AB - The hypothesis that Ixodes pacificus Cooley & Kohls (Acari: Ixodidae) may serve as a reservoir and vector of West Nile virus (family Flaviviridae, genus Flavivirus, WNV) in California was tested by determining the ability of this tick species to become infected with the NY99 strain of WNV while feeding on viremic song sparrows, to maintain the infection transstadially, and then to transmit WNV to recipient naive song sparrows and western fence lizards during the nymphal stage. The percentage of ticks testing positive by reverse transcription-polymerase chain reaction (RT-PCR) decreased from 77% of 35 larvae at day 6 after ticks were transferred to donor song sparrows (day of detachment) to 23% of 35 nymphs at 59 d postinfestation (≈19 d after molting to the nymphal stage). However, the percentage of ticks positive by RT-PCR from which infectious virus was recovered by Vero cell assay decreased from 59% on day 6 to 12% on day 59, even though there was no statistically significant decrease in the quantity of RNA within positive ticks. Attempts to improve the sensitivity of plaque assays by blind passage through C6/36 cell cultures were unsuccessful. These data indicated that ticks maintained viral RNA but not necessarily infectious virus over time. Nymphs from larvae that fed on song sparrows with peak viremias ranging from 7.2 to 8.5 log10 plaque-forming units (PFU) per ml were used in transmission attempts. From one to seven RNA-positive nymphal ticks engorged and detached from each of four recipient song sparrows or western fence lizards. Blood samples from sparrows and lizards remained negative, indicating that transmission did not occur. An additional four lizards inoculated with 1,500 PFU of WNV developed moderate viremias, ranging from 4.2 to 5.6 log10 PFU/ml. Our data and data from previous studies collectively indicated that ixodid ticks were not able to experimentally transmit WNV and therefore most likely would not be important vectors in WNV transmission cycles.
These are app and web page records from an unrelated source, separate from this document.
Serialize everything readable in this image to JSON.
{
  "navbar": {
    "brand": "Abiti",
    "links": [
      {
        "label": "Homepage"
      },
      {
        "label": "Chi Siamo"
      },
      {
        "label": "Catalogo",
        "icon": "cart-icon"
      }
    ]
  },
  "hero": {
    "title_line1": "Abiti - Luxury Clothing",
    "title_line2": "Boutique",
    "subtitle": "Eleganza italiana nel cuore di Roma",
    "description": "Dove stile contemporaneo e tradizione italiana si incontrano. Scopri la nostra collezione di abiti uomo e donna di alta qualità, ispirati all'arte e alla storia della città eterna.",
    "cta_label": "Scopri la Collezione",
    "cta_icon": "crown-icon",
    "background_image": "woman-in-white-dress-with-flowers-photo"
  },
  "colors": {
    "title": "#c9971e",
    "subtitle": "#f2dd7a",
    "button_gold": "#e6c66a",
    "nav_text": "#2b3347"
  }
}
KW - Ixodes pacificus

KW - Song sparrow

KW - Transmission

KW - West fence lizard

KW - West Nile virus

UR - http://www.scopus.com/inward/record.url?scp=34247466579&partnerID=8YFLogxK
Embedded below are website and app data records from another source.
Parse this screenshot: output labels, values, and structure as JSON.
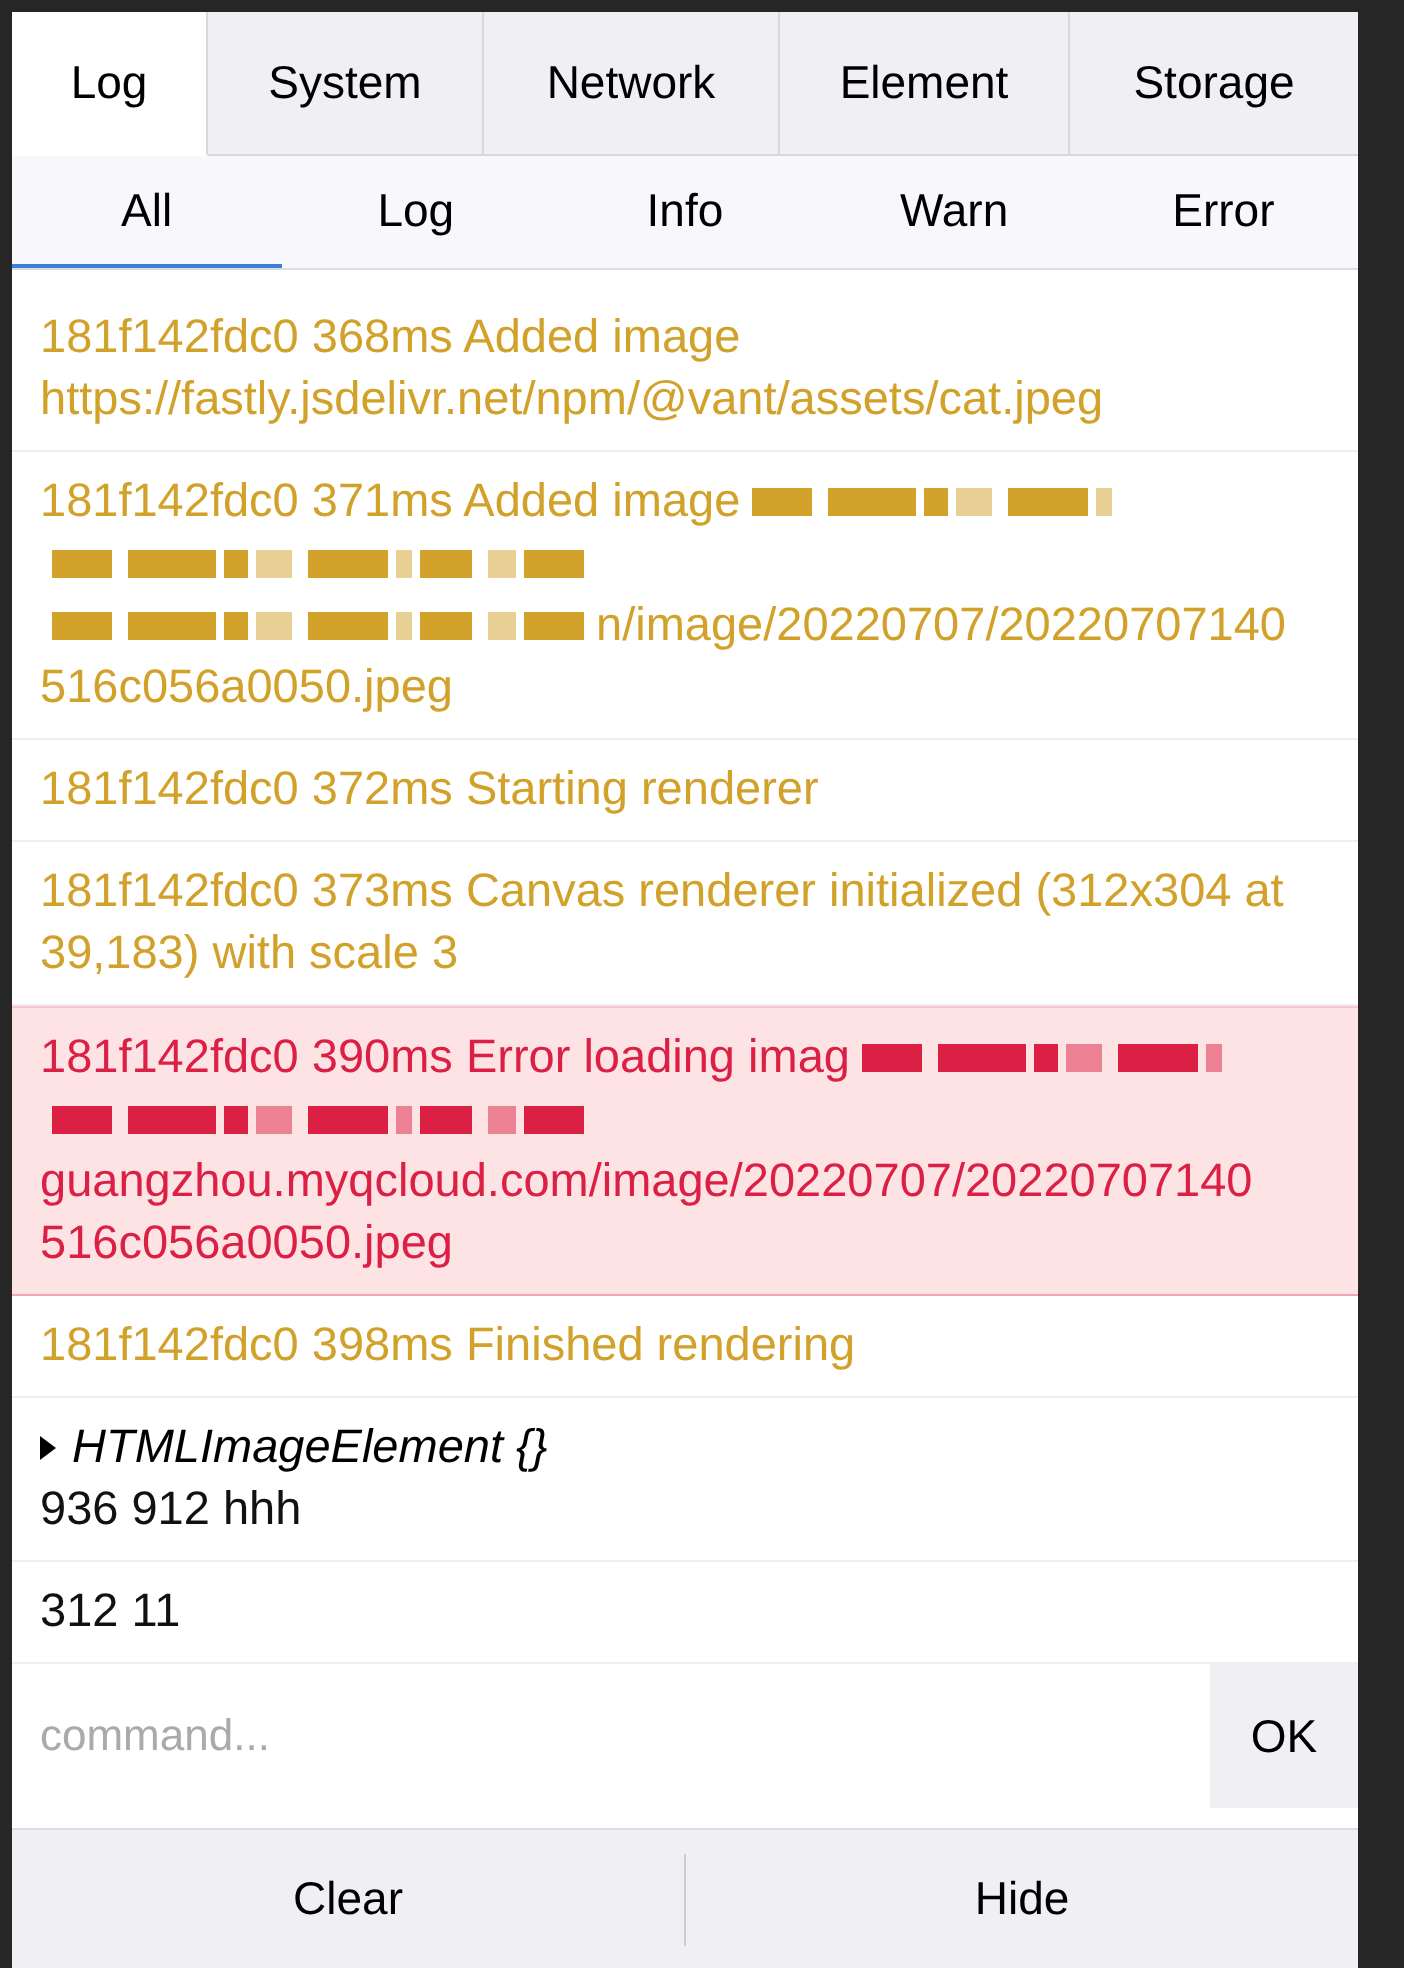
{
  "tabs": [
    {
      "label": "Log",
      "selected": true
    },
    {
      "label": "System",
      "selected": false
    },
    {
      "label": "Network",
      "selected": false
    },
    {
      "label": "Element",
      "selected": false
    },
    {
      "label": "Storage",
      "selected": false
    }
  ],
  "filters": [
    {
      "label": "All",
      "selected": true
    },
    {
      "label": "Log",
      "selected": false
    },
    {
      "label": "Info",
      "selected": false
    },
    {
      "label": "Warn",
      "selected": false
    },
    {
      "label": "Error",
      "selected": false
    }
  ],
  "logs": [
    {
      "kind": "warn",
      "lines": [
        {
          "text": "181f142fdc0 368ms Added image"
        },
        {
          "text": "https://fastly.jsdelivr.net/npm/@vant/assets/cat.jpeg"
        }
      ]
    },
    {
      "kind": "warn",
      "lines": [
        {
          "text": "181f142fdc0 371ms Added image",
          "redacted_end": true
        },
        {
          "redacted_start": true
        },
        {
          "text": "n/image/20220707/20220707140",
          "redacted_start": true
        },
        {
          "text": "516c056a0050.jpeg"
        }
      ]
    },
    {
      "kind": "warn",
      "lines": [
        {
          "text": "181f142fdc0 372ms Starting renderer"
        }
      ]
    },
    {
      "kind": "warn",
      "lines": [
        {
          "text": "181f142fdc0 373ms Canvas renderer initialized (312x304 at 39,183) with scale 3"
        }
      ]
    },
    {
      "kind": "error",
      "lines": [
        {
          "text": "181f142fdc0 390ms Error loading imag",
          "redacted_end": true
        },
        {
          "redacted_start": true
        },
        {
          "text": "guangzhou.myqcloud.com/image/20220707/20220707140"
        },
        {
          "text": "516c056a0050.jpeg"
        }
      ]
    },
    {
      "kind": "warn",
      "lines": [
        {
          "text": "181f142fdc0 398ms Finished rendering"
        }
      ]
    },
    {
      "kind": "object",
      "object": {
        "label": "HTMLImageElement {}",
        "expanded": false
      },
      "lines": [
        {
          "text": "936 912 hhh"
        }
      ]
    },
    {
      "kind": "log",
      "lines": [
        {
          "text": "312 11"
        }
      ]
    }
  ],
  "command": {
    "placeholder": "command...",
    "button": "OK"
  },
  "footer": [
    "Clear",
    "Hide"
  ]
}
UR - http://www.scopus.com/inward/citedby.url?scp=34247466579&partnerID=8YFLogxK

M3 - Article

C2 - 17427704

AN - SCOPUS:34247466579

VL - 44
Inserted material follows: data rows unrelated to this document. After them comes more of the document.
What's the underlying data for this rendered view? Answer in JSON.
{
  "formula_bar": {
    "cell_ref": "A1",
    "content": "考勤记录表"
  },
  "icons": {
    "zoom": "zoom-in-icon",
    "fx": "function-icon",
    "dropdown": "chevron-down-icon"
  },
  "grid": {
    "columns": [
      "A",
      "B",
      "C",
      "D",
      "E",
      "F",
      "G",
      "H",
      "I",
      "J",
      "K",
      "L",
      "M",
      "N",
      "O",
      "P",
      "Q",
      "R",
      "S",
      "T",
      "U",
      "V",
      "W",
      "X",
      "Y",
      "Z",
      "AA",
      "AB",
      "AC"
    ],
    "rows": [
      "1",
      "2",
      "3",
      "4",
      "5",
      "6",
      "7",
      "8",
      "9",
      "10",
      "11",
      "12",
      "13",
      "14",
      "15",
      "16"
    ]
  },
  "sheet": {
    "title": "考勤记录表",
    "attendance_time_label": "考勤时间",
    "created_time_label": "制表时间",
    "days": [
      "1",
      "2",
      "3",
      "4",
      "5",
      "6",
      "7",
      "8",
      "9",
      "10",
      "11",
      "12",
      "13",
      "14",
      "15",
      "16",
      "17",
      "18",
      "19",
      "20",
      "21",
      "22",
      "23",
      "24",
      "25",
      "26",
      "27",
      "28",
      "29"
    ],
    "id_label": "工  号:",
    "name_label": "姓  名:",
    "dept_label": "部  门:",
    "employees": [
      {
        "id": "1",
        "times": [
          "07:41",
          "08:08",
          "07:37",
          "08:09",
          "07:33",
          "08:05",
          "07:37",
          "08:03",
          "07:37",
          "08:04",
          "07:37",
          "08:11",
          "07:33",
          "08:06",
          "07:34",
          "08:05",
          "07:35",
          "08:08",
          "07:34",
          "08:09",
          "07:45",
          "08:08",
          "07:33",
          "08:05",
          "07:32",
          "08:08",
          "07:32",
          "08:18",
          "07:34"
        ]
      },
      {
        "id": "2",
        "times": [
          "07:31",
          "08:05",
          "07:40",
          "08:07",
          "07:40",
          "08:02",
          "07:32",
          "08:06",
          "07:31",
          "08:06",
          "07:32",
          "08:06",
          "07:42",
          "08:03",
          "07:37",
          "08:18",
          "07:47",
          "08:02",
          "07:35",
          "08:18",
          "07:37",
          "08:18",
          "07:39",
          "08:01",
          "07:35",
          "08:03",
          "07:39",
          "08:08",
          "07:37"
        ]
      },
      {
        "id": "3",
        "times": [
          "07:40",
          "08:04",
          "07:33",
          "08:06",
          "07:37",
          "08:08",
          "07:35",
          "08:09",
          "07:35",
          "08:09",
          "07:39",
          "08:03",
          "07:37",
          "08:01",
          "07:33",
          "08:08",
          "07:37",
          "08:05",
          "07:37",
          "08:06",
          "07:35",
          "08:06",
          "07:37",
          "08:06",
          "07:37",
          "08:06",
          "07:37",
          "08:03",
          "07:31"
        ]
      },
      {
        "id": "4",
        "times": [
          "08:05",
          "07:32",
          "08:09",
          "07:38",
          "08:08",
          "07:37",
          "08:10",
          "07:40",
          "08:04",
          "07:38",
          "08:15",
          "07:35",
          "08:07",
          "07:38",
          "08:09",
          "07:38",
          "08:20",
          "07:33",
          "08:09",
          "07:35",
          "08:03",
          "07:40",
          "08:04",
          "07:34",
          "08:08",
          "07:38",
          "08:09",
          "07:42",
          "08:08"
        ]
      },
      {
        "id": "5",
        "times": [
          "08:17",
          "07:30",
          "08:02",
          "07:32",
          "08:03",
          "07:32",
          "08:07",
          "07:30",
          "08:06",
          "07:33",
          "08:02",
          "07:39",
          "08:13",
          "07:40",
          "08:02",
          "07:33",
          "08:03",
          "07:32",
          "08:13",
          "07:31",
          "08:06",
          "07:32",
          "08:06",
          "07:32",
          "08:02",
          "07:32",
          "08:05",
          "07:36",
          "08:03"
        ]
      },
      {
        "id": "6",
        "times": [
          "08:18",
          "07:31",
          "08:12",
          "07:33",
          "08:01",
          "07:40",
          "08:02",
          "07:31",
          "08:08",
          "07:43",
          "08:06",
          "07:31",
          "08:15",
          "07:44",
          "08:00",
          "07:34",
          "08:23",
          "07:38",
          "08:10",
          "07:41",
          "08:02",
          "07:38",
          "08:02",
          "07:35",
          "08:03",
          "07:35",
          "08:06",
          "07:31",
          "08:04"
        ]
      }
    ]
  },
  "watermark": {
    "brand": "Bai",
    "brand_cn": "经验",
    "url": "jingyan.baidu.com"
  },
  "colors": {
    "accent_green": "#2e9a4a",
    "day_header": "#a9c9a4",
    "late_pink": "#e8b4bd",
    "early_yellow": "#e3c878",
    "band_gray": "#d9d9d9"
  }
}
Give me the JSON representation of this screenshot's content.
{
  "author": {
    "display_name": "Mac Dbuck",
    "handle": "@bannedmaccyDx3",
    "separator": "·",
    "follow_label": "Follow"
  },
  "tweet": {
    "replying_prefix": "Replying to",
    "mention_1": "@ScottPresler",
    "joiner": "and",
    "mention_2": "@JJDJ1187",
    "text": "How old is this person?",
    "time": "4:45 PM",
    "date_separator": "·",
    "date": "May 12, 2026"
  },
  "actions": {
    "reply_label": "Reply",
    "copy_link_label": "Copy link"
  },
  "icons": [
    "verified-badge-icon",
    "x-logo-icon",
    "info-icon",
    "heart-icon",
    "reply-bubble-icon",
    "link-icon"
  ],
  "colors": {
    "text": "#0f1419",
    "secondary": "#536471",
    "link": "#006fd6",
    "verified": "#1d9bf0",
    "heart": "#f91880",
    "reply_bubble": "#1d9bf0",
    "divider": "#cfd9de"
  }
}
SP - 320

EP - 327

JO - Journal of Medical Entomology

JF - Journal of Medical Entomology

SN - 0022-2585

IS - 2

ER -